Requirement: Please give back each line of the listing, unchanged in every word.

BEGIN

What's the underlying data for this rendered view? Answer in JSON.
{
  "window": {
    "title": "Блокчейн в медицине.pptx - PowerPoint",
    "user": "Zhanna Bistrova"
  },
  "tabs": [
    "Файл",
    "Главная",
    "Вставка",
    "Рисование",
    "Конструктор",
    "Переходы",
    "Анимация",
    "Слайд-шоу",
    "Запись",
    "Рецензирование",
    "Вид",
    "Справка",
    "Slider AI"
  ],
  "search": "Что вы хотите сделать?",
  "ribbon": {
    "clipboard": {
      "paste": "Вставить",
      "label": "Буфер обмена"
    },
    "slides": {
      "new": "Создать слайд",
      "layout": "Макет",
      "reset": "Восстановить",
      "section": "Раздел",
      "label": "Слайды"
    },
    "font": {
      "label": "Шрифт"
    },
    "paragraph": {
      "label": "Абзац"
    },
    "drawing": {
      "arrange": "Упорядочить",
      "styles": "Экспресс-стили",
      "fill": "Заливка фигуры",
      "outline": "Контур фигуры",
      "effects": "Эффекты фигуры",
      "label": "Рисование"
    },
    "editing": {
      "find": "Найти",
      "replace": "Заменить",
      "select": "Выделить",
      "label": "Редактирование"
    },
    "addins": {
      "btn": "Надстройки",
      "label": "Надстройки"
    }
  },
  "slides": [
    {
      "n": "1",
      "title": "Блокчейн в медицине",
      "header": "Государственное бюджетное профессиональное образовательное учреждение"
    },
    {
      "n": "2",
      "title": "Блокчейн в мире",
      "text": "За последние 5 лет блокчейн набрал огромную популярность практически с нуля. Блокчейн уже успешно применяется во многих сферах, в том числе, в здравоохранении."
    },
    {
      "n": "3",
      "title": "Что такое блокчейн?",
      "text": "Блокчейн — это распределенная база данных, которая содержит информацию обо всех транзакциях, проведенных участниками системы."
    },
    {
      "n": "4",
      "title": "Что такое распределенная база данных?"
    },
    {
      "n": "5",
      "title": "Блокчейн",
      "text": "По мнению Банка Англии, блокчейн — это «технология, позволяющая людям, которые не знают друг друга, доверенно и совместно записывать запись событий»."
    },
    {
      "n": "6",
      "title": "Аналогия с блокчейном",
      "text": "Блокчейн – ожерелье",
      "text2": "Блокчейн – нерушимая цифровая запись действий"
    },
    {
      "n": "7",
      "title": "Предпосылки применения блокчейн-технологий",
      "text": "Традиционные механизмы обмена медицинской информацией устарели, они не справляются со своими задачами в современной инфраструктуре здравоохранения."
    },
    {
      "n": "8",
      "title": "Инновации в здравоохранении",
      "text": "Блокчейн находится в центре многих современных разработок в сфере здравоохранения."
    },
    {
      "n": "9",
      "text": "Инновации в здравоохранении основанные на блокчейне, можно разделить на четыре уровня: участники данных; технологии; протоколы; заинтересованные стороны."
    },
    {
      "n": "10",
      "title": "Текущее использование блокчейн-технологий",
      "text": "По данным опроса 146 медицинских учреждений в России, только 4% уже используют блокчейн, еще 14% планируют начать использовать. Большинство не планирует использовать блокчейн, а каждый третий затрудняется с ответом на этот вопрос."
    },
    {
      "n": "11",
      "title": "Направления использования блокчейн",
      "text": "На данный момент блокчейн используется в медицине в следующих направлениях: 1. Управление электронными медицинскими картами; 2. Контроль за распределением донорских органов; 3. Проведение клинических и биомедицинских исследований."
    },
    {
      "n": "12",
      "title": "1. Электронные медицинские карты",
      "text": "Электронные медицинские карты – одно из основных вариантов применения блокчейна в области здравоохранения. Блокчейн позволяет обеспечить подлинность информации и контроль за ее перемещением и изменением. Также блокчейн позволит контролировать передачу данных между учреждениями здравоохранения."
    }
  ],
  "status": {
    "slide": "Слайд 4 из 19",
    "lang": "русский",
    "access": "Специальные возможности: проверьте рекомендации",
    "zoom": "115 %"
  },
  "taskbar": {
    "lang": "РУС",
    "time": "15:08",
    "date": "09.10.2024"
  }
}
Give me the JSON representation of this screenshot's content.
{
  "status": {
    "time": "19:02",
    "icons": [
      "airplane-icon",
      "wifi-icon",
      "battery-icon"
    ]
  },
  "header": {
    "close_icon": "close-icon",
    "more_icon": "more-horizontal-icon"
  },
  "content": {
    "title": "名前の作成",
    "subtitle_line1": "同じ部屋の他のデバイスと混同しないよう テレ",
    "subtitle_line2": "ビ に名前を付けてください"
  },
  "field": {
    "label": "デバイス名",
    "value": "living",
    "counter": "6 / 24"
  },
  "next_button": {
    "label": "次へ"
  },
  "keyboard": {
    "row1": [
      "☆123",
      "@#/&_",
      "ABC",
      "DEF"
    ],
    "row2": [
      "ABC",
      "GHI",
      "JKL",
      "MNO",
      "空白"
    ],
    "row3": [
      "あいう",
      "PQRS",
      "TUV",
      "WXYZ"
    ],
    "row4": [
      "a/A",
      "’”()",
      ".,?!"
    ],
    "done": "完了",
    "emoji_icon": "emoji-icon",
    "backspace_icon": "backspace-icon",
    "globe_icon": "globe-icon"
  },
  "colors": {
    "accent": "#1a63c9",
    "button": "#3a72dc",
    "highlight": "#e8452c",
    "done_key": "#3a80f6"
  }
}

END

Problem solution:
What's the underlying data for this rendered view? Answer in JSON.
{
  "window": {
    "title": "Блокчейн в медицине.pptx - PowerPoint",
    "user": "Zhanna Bistrova"
  },
  "tabs": [
    "Файл",
    "Главная",
    "Вставка",
    "Рисование",
    "Конструктор",
    "Переходы",
    "Анимация",
    "Слайд-шоу",
    "Запись",
    "Рецензирование",
    "Вид",
    "Справка",
    "Slider AI"
  ],
  "search": "Что вы хотите сделать?",
  "ribbon": {
    "clipboard": {
      "paste": "Вставить",
      "label": "Буфер обмена"
    },
    "slides": {
      "new": "Создать слайд",
      "layout": "Макет",
      "reset": "Восстановить",
      "section": "Раздел",
      "label": "Слайды"
    },
    "font": {
      "label": "Шрифт"
    },
    "paragraph": {
      "label": "Абзац"
    },
    "drawing": {
      "arrange": "Упорядочить",
      "styles": "Экспресс-стили",
      "fill": "Заливка фигуры",
      "outline": "Контур фигуры",
      "effects": "Эффекты фигуры",
      "label": "Рисование"
    },
    "editing": {
      "find": "Найти",
      "replace": "Заменить",
      "select": "Выделить",
      "label": "Редактирование"
    },
    "addins": {
      "btn": "Надстройки",
      "label": "Надстройки"
    }
  },
  "slides": [
    {
      "n": "1",
      "title": "Блокчейн в медицине",
      "header": "Государственное бюджетное профессиональное образовательное учреждение"
    },
    {
      "n": "2",
      "title": "Блокчейн в мире",
      "text": "За последние 5 лет блокчейн набрал огромную популярность практически с нуля. Блокчейн уже успешно применяется во многих сферах, в том числе, в здравоохранении."
    },
    {
      "n": "3",
      "title": "Что такое блокчейн?",
      "text": "Блокчейн — это распределенная база данных, которая содержит информацию обо всех транзакциях, проведенных участниками системы."
    },
    {
      "n": "4",
      "title": "Что такое распределенная база данных?"
    },
    {
      "n": "5",
      "title": "Блокчейн",
      "text": "По мнению Банка Англии, блокчейн — это «технология, позволяющая людям, которые не знают друг друга, доверенно и совместно записывать запись событий»."
    },
    {
      "n": "6",
      "title": "Аналогия с блокчейном",
      "text": "Блокчейн – ожерелье",
      "text2": "Блокчейн – нерушимая цифровая запись действий"
    },
    {
      "n": "7",
      "title": "Предпосылки применения блокчейн-технологий",
      "text": "Традиционные механизмы обмена медицинской информацией устарели, они не справляются со своими задачами в современной инфраструктуре здравоохранения."
    },
    {
      "n": "8",
      "title": "Инновации в здравоохранении",
      "text": "Блокчейн находится в центре многих современных разработок в сфере здравоохранения."
    },
    {
      "n": "9",
      "text": "Инновации в здравоохранении основанные на блокчейне, можно разделить на четыре уровня: участники данных; технологии; протоколы; заинтересованные стороны."
    },
    {
      "n": "10",
      "title": "Текущее использование блокчейн-технологий",
      "text": "По данным опроса 146 медицинских учреждений в России, только 4% уже используют блокчейн, еще 14% планируют начать использовать. Большинство не планирует использовать блокчейн, а каждый третий затрудняется с ответом на этот вопрос."
    },
    {
      "n": "11",
      "title": "Направления использования блокчейн",
      "text": "На данный момент блокчейн используется в медицине в следующих направлениях: 1. Управление электронными медицинскими картами; 2. Контроль за распределением донорских органов; 3. Проведение клинических и биомедицинских исследований."
    },
    {
      "n": "12",
      "title": "1. Электронные медицинские карты",
      "text": "Электронные медицинские карты – одно из основных вариантов применения блокчейна в области здравоохранения. Блокчейн позволяет обеспечить подлинность информации и контроль за ее перемещением и изменением. Также блокчейн позволит контролировать передачу данных между учреждениями здравоохранения."
    }
  ],
  "status": {
    "slide": "Слайд 4 из 19",
    "lang": "русский",
    "access": "Специальные возможности: проверьте рекомендации",
    "zoom": "115 %"
  },
  "taskbar": {
    "lang": "РУС",
    "time": "15:08",
    "date": "09.10.2024"
  }
}
Give me the JSON representation of this screenshot's content.
{
  "status": {
    "time": "19:02",
    "icons": [
      "airplane-icon",
      "wifi-icon",
      "battery-icon"
    ]
  },
  "header": {
    "close_icon": "close-icon",
    "more_icon": "more-horizontal-icon"
  },
  "content": {
    "title": "名前の作成",
    "subtitle_line1": "同じ部屋の他のデバイスと混同しないよう テレ",
    "subtitle_line2": "ビ に名前を付けてください"
  },
  "field": {
    "label": "デバイス名",
    "value": "living",
    "counter": "6 / 24"
  },
  "next_button": {
    "label": "次へ"
  },
  "keyboard": {
    "row1": [
      "☆123",
      "@#/&_",
      "ABC",
      "DEF"
    ],
    "row2": [
      "ABC",
      "GHI",
      "JKL",
      "MNO",
      "空白"
    ],
    "row3": [
      "あいう",
      "PQRS",
      "TUV",
      "WXYZ"
    ],
    "row4": [
      "a/A",
      "’”()",
      ".,?!"
    ],
    "done": "完了",
    "emoji_icon": "emoji-icon",
    "backspace_icon": "backspace-icon",
    "globe_icon": "globe-icon"
  },
  "colors": {
    "accent": "#1a63c9",
    "button": "#3a72dc",
    "highlight": "#e8452c",
    "done_key": "#3a80f6"
  }
}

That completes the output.